This argument would be slightly plausible if Republicans had even a hint of such an agenda, but they don’t. Even then it would fail. Before Asians, Hispanics and all the other groups can be won with economic plans, they need to feel respected and understood by the GOP. They need to feel that Republicans respect their ethnic and cultural identity. If Republicans reject immigration reform, that will be a giant sign of disrespect, and nothing else Republicans say will even be heard.

Whether this bill passes or not, this country is heading toward a multiethnic future. Republicans can either shape that future in a conservative direction or, as I’ve tried to argue, they can become the receding roar of a white America that is never coming back.

That’s what’s at stake.


Reader Comments ...


Next Up in News

Watch the International Space Station fly across the solar eclipse
Watch the International Space Station fly across the solar eclipse

A NASA photographer managed to capture the moment that the International Space Station moved across the solar eclipse Monday in a series of rare high-speed photos. Space agency photo editor Joel Kowsky used a high-speed camera from a vantage point in Banner, Wyoming to shoot the eclipse at the exact moment the ISS flew in front of it 250 miles above...
Humorous warning to protect horses during eclipse goes viral
Humorous warning to protect horses during eclipse goes viral
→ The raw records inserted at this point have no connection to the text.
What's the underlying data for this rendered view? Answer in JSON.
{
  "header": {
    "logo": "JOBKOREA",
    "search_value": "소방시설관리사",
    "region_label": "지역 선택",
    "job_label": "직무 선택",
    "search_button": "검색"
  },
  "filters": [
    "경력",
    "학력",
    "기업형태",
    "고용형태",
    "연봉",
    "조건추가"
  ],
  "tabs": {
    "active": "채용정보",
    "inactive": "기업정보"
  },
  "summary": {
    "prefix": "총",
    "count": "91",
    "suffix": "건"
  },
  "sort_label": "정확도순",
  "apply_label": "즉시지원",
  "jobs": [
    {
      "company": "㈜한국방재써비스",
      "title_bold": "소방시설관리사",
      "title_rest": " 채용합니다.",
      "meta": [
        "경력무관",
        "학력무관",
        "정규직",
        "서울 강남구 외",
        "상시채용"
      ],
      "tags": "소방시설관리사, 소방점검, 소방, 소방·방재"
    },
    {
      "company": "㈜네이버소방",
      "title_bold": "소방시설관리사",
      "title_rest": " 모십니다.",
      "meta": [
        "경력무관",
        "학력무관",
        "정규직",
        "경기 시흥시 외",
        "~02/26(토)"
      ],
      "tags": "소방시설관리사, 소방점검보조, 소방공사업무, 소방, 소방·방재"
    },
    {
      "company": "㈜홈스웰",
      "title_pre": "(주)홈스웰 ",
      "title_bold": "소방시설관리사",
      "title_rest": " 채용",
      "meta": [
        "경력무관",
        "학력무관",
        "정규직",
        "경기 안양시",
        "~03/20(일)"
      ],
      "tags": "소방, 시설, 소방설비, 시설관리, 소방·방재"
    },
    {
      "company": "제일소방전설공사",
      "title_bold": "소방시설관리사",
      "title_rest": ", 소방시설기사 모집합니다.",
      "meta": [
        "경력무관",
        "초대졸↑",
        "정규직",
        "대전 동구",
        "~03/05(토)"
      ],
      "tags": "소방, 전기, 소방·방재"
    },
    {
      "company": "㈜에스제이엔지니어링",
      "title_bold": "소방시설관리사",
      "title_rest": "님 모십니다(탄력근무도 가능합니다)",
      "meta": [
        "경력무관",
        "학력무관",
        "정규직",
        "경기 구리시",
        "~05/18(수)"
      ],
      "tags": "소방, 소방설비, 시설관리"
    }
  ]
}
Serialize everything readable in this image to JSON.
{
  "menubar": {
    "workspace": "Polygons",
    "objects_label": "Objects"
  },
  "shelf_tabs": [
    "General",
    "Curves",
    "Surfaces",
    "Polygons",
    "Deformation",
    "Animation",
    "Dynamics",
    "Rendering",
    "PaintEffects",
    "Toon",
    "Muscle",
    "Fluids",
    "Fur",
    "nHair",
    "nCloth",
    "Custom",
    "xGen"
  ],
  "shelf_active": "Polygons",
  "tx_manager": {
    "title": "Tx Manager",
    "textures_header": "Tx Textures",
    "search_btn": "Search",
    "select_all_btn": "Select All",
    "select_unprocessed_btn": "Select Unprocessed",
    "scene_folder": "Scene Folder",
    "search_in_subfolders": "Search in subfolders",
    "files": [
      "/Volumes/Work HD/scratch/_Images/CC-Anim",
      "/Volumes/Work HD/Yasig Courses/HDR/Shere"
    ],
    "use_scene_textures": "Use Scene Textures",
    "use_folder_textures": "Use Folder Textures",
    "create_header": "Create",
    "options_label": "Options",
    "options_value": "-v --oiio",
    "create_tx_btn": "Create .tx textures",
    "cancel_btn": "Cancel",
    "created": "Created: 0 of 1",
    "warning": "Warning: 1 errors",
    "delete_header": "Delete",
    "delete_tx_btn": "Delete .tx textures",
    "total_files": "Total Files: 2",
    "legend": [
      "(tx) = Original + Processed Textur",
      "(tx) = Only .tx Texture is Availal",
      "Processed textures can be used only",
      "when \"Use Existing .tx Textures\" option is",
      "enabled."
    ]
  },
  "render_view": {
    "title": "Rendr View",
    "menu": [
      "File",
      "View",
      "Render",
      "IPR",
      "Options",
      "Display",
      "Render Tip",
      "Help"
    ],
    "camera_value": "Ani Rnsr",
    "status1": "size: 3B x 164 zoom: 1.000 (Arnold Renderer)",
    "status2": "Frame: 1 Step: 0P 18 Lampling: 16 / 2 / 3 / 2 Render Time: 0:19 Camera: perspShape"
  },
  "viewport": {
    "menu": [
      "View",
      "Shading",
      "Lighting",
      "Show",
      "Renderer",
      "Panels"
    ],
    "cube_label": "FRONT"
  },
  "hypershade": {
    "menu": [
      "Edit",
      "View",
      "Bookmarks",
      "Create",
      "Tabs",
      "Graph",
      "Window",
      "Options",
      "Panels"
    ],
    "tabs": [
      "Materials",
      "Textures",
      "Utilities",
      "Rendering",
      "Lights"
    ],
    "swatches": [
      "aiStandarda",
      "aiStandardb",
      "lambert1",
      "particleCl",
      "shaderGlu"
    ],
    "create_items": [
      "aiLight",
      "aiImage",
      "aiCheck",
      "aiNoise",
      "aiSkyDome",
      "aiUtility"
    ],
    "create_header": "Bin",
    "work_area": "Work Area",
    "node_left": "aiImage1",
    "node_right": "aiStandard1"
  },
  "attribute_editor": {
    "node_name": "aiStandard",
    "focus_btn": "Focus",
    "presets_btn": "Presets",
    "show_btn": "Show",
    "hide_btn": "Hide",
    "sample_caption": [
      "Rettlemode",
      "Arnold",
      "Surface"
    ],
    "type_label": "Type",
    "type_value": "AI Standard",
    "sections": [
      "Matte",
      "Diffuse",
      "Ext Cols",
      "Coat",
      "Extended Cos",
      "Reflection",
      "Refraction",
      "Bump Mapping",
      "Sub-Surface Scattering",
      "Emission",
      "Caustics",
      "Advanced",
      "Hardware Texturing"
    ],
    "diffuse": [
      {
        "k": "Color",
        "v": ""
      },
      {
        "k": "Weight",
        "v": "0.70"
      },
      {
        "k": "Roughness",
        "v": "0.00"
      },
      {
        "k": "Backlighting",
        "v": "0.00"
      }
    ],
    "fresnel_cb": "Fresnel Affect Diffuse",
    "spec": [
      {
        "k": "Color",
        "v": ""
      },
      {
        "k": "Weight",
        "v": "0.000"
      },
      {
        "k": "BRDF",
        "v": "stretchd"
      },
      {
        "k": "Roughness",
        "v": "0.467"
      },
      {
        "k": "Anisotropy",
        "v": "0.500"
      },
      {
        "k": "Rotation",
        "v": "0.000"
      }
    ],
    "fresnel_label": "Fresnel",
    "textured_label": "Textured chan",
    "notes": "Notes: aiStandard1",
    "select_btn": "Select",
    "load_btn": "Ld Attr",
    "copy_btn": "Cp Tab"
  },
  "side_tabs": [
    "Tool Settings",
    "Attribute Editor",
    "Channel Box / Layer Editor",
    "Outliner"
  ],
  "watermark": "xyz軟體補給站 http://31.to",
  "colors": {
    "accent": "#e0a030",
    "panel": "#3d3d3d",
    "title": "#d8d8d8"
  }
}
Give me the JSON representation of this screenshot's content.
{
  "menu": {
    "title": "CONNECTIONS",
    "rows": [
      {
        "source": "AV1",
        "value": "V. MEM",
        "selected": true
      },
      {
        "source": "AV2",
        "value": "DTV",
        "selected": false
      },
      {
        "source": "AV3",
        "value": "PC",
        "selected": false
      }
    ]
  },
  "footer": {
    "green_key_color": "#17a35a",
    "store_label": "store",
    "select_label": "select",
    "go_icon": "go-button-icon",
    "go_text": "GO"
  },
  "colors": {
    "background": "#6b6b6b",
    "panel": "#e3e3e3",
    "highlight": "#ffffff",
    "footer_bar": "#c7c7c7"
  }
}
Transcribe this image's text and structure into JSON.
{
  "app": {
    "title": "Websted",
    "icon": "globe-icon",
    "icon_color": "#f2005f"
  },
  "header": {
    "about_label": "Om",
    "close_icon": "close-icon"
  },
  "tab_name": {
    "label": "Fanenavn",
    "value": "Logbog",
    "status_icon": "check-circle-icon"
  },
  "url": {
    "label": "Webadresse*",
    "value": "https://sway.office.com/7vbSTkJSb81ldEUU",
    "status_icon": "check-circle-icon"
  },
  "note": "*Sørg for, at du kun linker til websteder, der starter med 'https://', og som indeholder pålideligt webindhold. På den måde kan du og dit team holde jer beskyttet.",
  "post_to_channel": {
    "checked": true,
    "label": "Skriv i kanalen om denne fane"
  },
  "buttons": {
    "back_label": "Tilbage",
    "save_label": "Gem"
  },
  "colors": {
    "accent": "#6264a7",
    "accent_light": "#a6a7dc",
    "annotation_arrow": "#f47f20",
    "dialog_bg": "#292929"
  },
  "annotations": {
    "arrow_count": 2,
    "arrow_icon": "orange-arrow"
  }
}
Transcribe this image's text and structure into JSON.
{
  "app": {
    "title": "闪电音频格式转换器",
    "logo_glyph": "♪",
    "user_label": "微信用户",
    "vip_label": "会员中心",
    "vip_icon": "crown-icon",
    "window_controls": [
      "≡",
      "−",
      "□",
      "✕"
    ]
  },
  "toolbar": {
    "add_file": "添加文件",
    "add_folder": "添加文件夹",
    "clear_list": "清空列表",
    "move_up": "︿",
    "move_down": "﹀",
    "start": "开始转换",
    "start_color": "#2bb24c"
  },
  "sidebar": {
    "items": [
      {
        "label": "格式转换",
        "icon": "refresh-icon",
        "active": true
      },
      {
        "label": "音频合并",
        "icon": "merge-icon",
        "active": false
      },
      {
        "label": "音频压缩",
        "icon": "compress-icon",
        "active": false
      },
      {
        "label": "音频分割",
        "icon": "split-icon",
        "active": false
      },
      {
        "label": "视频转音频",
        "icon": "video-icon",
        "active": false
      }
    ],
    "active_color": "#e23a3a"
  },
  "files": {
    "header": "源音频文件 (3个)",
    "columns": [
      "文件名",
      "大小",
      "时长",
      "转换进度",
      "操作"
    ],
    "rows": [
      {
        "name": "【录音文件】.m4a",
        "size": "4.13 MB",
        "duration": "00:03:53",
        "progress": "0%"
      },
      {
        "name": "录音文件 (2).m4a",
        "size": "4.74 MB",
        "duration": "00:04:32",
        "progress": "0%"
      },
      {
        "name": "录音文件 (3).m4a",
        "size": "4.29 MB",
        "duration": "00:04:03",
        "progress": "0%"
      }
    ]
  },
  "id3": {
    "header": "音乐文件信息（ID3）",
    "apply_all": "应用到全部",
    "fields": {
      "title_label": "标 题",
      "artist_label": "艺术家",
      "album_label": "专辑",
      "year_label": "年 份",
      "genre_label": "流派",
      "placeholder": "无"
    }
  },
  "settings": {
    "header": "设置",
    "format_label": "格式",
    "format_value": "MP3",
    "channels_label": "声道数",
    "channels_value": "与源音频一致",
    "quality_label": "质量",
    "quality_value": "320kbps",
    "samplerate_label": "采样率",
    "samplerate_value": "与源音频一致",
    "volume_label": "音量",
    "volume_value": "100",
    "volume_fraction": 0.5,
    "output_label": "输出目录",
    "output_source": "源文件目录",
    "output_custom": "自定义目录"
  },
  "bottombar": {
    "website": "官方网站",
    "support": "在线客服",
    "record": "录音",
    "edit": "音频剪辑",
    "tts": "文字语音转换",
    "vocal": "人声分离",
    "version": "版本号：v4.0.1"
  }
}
An animal rescue organization in Florida had a humorous solution for protecting horses during Monday’s solar eclipse, and it has gotten plenty of support online. Heartland Rescue Ranch of Panama City shared a photo of a horse with a bra strapped around its face, covering its eyes, KDVR reported. The original Facebook post has been shared...
Missouri newlyweds say ‘I do’ during eclipse
Missouri newlyweds say ‘I do’ during eclipse

For newlyweds Samantha and Cameron Kuhn, Monday’s marriage was out of this world. The couple celebrated their wedding vows with family and friends within the path of totality of the solar eclipse that crossed the United States. “Being able to do the wedding on the day of the solar eclipse couldn’t be any more perfect,” bride...
Judge shot in ambush outside courthouse; 1 suspect killed, officials say
Judge shot in ambush outside courthouse; 1 suspect killed, officials say

UPDATE Aug. 21 at 6:08 p.m.:The shooter was identified as Nathaniel Richmond, the father of Ma’Lik Richmond, according to Jefferson County Prosecutor Jane Hanlin.  Ma’Lik Richmond served around 10 months in a juvenile prison after he and another high school football player were convicted of raping a 16-year-old girl at a party...
Greenon community grieves for 2 athletes killed in crash
Greenon community grieves for 2 athletes killed in crash

The tight-knit Greenon schools community is grieving after two high school athletes died in a crash Sunday, one of whom’s mother is a teacher in the district. Senior David Waag, 17, played soccer at Greenon High School and sophomore Connor Williams, 15, played football at Greenon while attending classes at the Global Impact STEM Academy in Springfield...
More Stories